What lines of the data below include the word "emoji"? Report them by copying each.

(Component data from apps and pages)
......

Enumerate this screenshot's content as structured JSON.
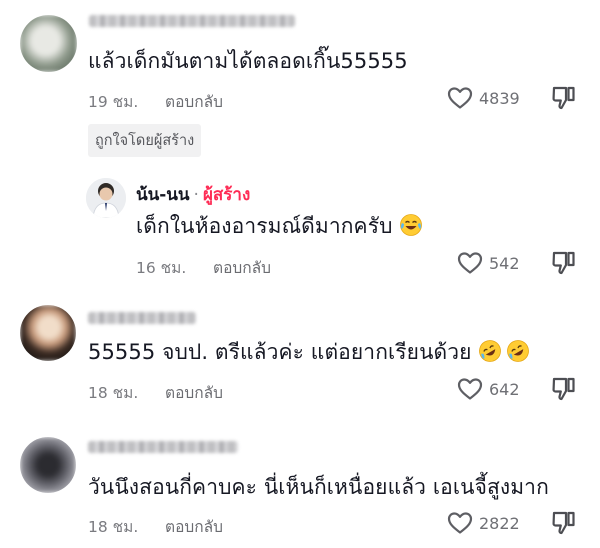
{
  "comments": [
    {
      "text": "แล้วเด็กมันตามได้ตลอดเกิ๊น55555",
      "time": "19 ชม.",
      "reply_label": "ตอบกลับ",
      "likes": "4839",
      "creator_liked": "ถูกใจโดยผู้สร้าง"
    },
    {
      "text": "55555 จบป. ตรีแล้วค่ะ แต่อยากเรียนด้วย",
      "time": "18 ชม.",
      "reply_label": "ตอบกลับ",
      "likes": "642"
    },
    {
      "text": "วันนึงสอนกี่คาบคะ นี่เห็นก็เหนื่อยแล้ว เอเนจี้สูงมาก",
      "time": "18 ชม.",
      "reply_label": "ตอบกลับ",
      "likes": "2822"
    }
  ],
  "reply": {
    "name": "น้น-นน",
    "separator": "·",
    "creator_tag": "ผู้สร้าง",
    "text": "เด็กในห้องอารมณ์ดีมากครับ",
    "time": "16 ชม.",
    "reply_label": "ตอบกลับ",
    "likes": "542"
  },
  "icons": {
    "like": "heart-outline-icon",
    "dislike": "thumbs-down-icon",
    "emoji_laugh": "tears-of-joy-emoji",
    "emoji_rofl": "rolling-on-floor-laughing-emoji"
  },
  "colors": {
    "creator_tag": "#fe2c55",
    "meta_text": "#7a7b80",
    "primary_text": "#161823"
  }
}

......

Answer space >>
    "emoji_laugh": "tears-of-joy-emoji",
    "emoji_rofl": "rolling-on-floor-laughing-emoji"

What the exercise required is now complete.